Adds Kovar: "Our goal from the start was to let the facts speak for themselves. Use the high-quality equipment and procedures that we have to produce reliable information from which we can then take prudent actions."
Liken it to a physician who uses office and laboratory tools along with corresponding data to determine the health status and treatment needs of a patient.Facts and Figures
By covering 98 percent of plant equipment with lubrication improvements and 22 percent with oil analysis, the plant has reduced lubricant usage and saved the company money. Staley provides one of his favorite examples - air compressors.
"In the past, we changed the oil on an annual basis. Two years ago, we installed filtration systems. Now we let oil analysis tell us when to change the lubricant," he says. "We have eight air compressors. Each one has an identical filtration system on it. It pumps out of the reservoir bottom and back into the top. It filters the oil continually. If we need to change the filter, we turn it off, but the compressor still runs. We filter the oil down to 1 micron. We let our trends tell us when to change the oil. We don't do it unless it actually needs it according to the oil analysis. We're getting at least two years now on the life of the oil. In fact, we aren't sure how long it can go because it has been two years and we haven't changed the oil yet. It's as clean as the baseline that we take annually."
The air compressor filtration systems saved Energizer more than $10,000 in the first year alone.
Machinery is running better with fewer breakdowns, leading to increased productivity.

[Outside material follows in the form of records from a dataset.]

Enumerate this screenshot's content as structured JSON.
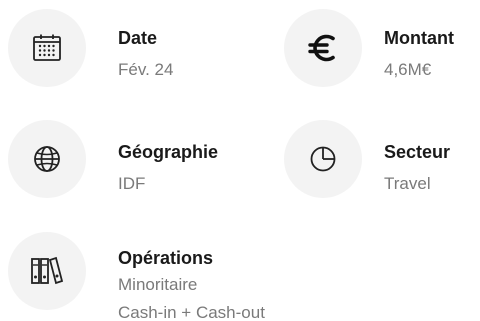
{
  "items": [
    {
      "id": "date",
      "label": "Date",
      "values": [
        "Fév. 24"
      ],
      "icon": "calendar-icon"
    },
    {
      "id": "montant",
      "label": "Montant",
      "values": [
        "4,6M€"
      ],
      "icon": "euro-icon"
    },
    {
      "id": "geographie",
      "label": "Géographie",
      "values": [
        "IDF"
      ],
      "icon": "globe-icon"
    },
    {
      "id": "secteur",
      "label": "Secteur",
      "values": [
        "Travel"
      ],
      "icon": "pie-chart-icon"
    },
    {
      "id": "operations",
      "label": "Opérations",
      "values": [
        "Minoritaire",
        "Cash-in + Cash-out"
      ],
      "icon": "binders-icon"
    }
  ],
  "colors": {
    "circle_bg": "#f3f3f3",
    "label": "#1a1a1a",
    "value": "#7a7a7a"
  }
}
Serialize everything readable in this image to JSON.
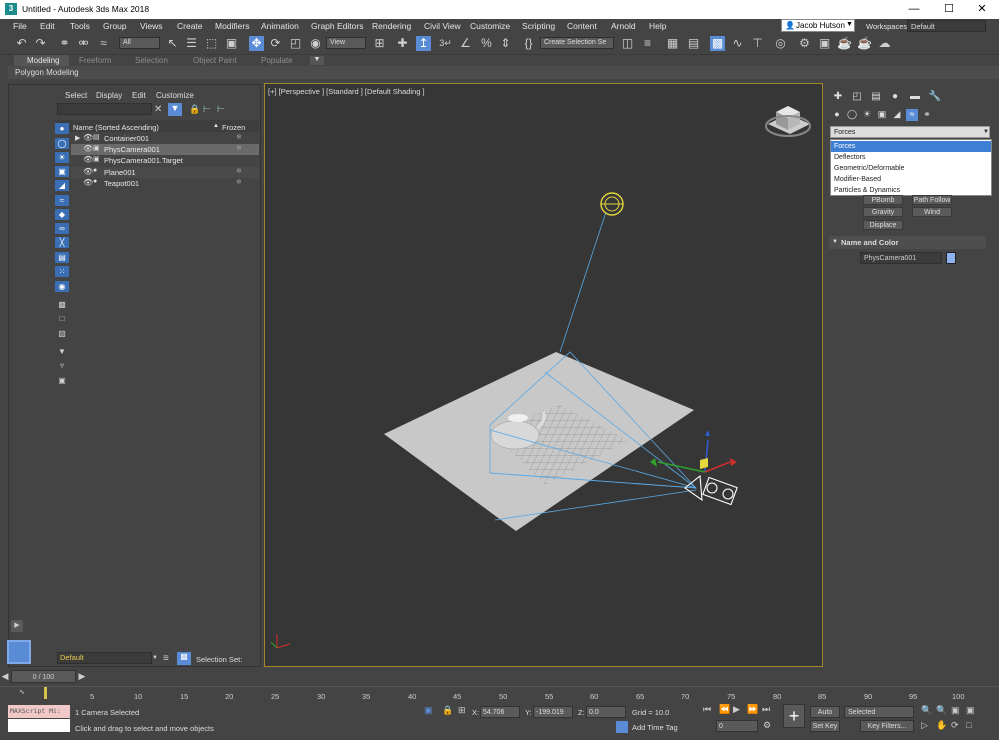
{
  "window": {
    "title": "Untitled - Autodesk 3ds Max 2018",
    "icon_letter": "3"
  },
  "menu": [
    "File",
    "Edit",
    "Tools",
    "Group",
    "Views",
    "Create",
    "Modifiers",
    "Animation",
    "Graph Editors",
    "Rendering",
    "Civil View",
    "Customize",
    "Scripting",
    "Content",
    "Arnold",
    "Help"
  ],
  "user": {
    "name": "Jacob Hutson",
    "workspaces_label": "Workspaces:",
    "workspace": "Default"
  },
  "toolbar": {
    "filter": "All",
    "ref_coord": "View",
    "named_selection": "Create Selection Se"
  },
  "ribbon": {
    "tabs": [
      "Modeling",
      "Freeform",
      "Selection",
      "Object Paint",
      "Populate"
    ],
    "panel": "Polygon Modeling"
  },
  "scene_explorer": {
    "menus": [
      "Select",
      "Display",
      "Edit",
      "Customize"
    ],
    "col_name": "Name (Sorted Ascending)",
    "col_frozen": "Frozen",
    "rows": [
      "Container001",
      "PhysCamera001",
      "PhysCamera001.Target",
      "Plane001",
      "Teapot001"
    ],
    "layer": "Default",
    "selection_set_label": "Selection Set:"
  },
  "viewport": {
    "label": "[+] [Perspective ] [Standard ] [Default Shading ]"
  },
  "command_panel": {
    "category_selected": "Forces",
    "category_options": [
      "Forces",
      "Deflectors",
      "Geometric/Deformable",
      "Modifier-Based",
      "Particles & Dynamics"
    ],
    "object_buttons": [
      "PBomb",
      "Path Follow",
      "Gravity",
      "Wind",
      "Displace"
    ],
    "name_color_rollout": "Name and Color",
    "object_name": "PhysCamera001",
    "object_color": "#8db0ee"
  },
  "timeline": {
    "frame": "0 / 100",
    "ticks": [
      "0",
      "5",
      "10",
      "15",
      "20",
      "25",
      "30",
      "35",
      "40",
      "45",
      "50",
      "55",
      "60",
      "65",
      "70",
      "75",
      "80",
      "85",
      "90",
      "95",
      "100"
    ]
  },
  "status": {
    "maxscript": "MAXScript Mi:",
    "selected": "1 Camera Selected",
    "prompt": "Click and drag to select and move objects",
    "x_label": "X:",
    "x": "54.706",
    "y_label": "Y:",
    "y": "-199.019",
    "z_label": "Z:",
    "z": "0.0",
    "grid": "Grid = 10.0",
    "add_time_tag": "Add Time Tag",
    "frame": "0",
    "auto_key": "Auto Key",
    "set_key": "Set Key",
    "selected_dd": "Selected",
    "key_filters": "Key Filters..."
  },
  "accent_color": "#5a8bd5"
}
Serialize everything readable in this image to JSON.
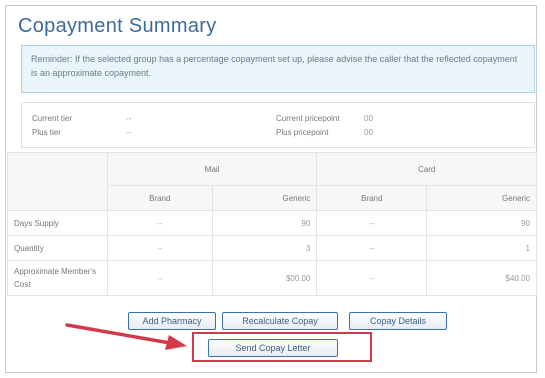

"Our plant is running better than ever," says Kovar. "With the economy the way it is, it has been tight, just like with any manufacturing company. We did a good job of managing our maintenance dollars. Even with that scenario, we're seeing fewer failures on the floor. Operators see that and remark, 'You know what? We're doing the right things from a maintenance standpoint, from a PM standpoint, from a lubrication standpoint.' Eyes are opened more and more because the results are out there. You can see it."'Best in Class' Has a Ring to It
"We've received some calls and questions from other facilities up to now about our lubrication practices," says Kovar. "I'm thinking that when this article hits, the phone is really going to be ringing."
Ohio Lab is Base of Energizer's Oil Analysis Work
Rick Staley, one of the maintenance professionals who helped Energizer's plant in Maryville, Mo., win ICML's Augustus H. Gill Award recently, is no stranger to competition and accolades.
"You have to give it all you have," he says. "You have to give heart, soul, everything. You have to focus. You have to train. The same way you train your beagles to be the best they can be is the same way I train to be the best I can be at lubrication. I wouldn't be satisfied saying that 'I do lubrication' unless I was qualified to say so. I have Noria training. I've had Oil Analysis Level I and II. I've also had Machinery Lubrication Level I training. I feel like I've earned it, the same way with my dogs.